We will also show you the different types of nursing careers that you can pursue in Canada and what makes them different from each other:
A Registered Practical Nurse (RPN)
RPNs are required to possess foundational knowledge that combines nursing skills with the sound judgment within the context of traditional nursing and bedside care like blood pressure readings, inserting catheters, or answering basic patient questions. Registered Practical Nurses require the least education and training but must complete a two-year practical nursing program from an accredited institution nonetheless.
A Licensed Practical Nurse (LPN)
A Licensed Practical Nurse provides the patients with a variety of basic health services like checking their vital signs and assisting with bathing, dressing, and eating. LPNs’ responsibilities are crucial in order to ensure that patients’ overall comfort and well-being are maintained while they receive medical care.
Registered Nurse (RN)
RNs are generally thought of as generalists. They hold a much deeper knowledge base than an RPN or an LPN. While Registered Nurses make more money, LPNs are able to get through school much faster, thus spending less money on school. It’s not uncommon for someone to get their LPN certification, get a job, and then continue their education as an RN while working in an LPN role.

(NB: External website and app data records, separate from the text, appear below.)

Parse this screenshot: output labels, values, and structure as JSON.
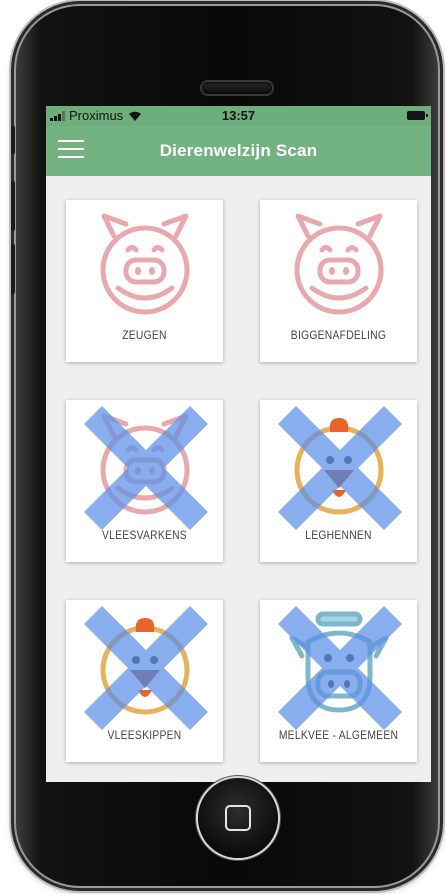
{
  "status_bar": {
    "carrier": "Proximus",
    "time": "13:57"
  },
  "header": {
    "title": "Dierenwelzijn Scan",
    "menu_icon": "hamburger-menu-icon"
  },
  "colors": {
    "status_bar": "#6eae7c",
    "nav_bar": "#73b381",
    "background": "#efefef",
    "pig_pink": "#e8a8ae",
    "chicken_comb": "#e8622a",
    "chicken_ring": "#e6b25c",
    "cow_blue": "#7eb6cc",
    "disabled_cross": "#5c8fe6"
  },
  "cards": [
    {
      "label": "ZEUGEN",
      "icon": "pig-icon",
      "disabled": false
    },
    {
      "label": "BIGGENAFDELING",
      "icon": "pig-icon",
      "disabled": false
    },
    {
      "label": "VLEESVARKENS",
      "icon": "pig-icon",
      "disabled": true
    },
    {
      "label": "LEGHENNEN",
      "icon": "chicken-icon",
      "disabled": true
    },
    {
      "label": "VLEESKIPPEN",
      "icon": "chicken-icon",
      "disabled": true
    },
    {
      "label": "MELKVEE - ALGEMEEN",
      "icon": "cow-icon",
      "disabled": true
    }
  ]
}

Nurse Practitioner (NP)
NPs generally will start their career as RNs before moving into a specific discipline. Nurse Practitioners offer much more comprehensive treatment to patients, diagnose illnesses, offer medications, and discuss treatment plans. They also help to administer medicine prescribed by a physician, which is the biggest difference between an NP and an RN.
One of the great things about nursing in Canada is that it offers a lot of different potential paths. RPNs, LPNs, RNs, and NPs can all specialize in one or more areas. Travel Nurse, Oncology Nurse, Nurse Midwife, Cosmetic Nurse are just a few possible other options.
1. What is the highest paid Nurse Practitioner in Canada?
Canada’s best cities for Nurse Practitioners.
- Toronto, Ontario. 46 salaries were reported. 77.60 Canadian dollars hourly.
- Ottawa, Ontario. 38 salaries were reported. 58.73 dollars hourly.
- London, Ontario. 36 salaries are reported. 57.83 dollars hourly.
- Saskatoon, Saskatchewan. Approximately 27 salaries were reported. 55.08 dollars an hour.
- Meadow Lake, Saskatchewan. 9 salaries were reported. $55 an hour.
2. What is the highest paid nurse in Ontario?
The highest-paid nurse in Ontario is a critical care nurse. They can make up to $100,000 per year.
3. How much do PSW make in Ontario?
In Ontario, the median wage per hour for this profession is also $16.50. Personal Support Worker HQ says that PSWs working in city-owned nursing homes can earn as much as $22 per hour, and those working in hospitals can earn about $23.
4. Is there a shortage of PSW in Ontario?
Some people argue that there is a shortage of PSWs in Ontario, while others claim that there is an overabundance of PSWs. The reality likely falls somewhere in the middle, with areas of the province experiencing a shortage of PSWs and other areas having too many PSWs.
5. Is it hard being a PSW?
Being a PSW can be very hard work, both physically and emotionally. On the other hand, it can also be very rewarding to help others in their time of need. It really depends on the individual’s own personal motivations and what they hope to get out of the job.
- What Can Nurse Practitioners Do in British Columbia?
- Nurse Practitioner Salary in Vancouver – Everything You Need to Know
- Nurse Practitioner Entry and Experienced-Level salary in Manitoba
- How much does a Nurse Practitioner make in Calgary, Alberta?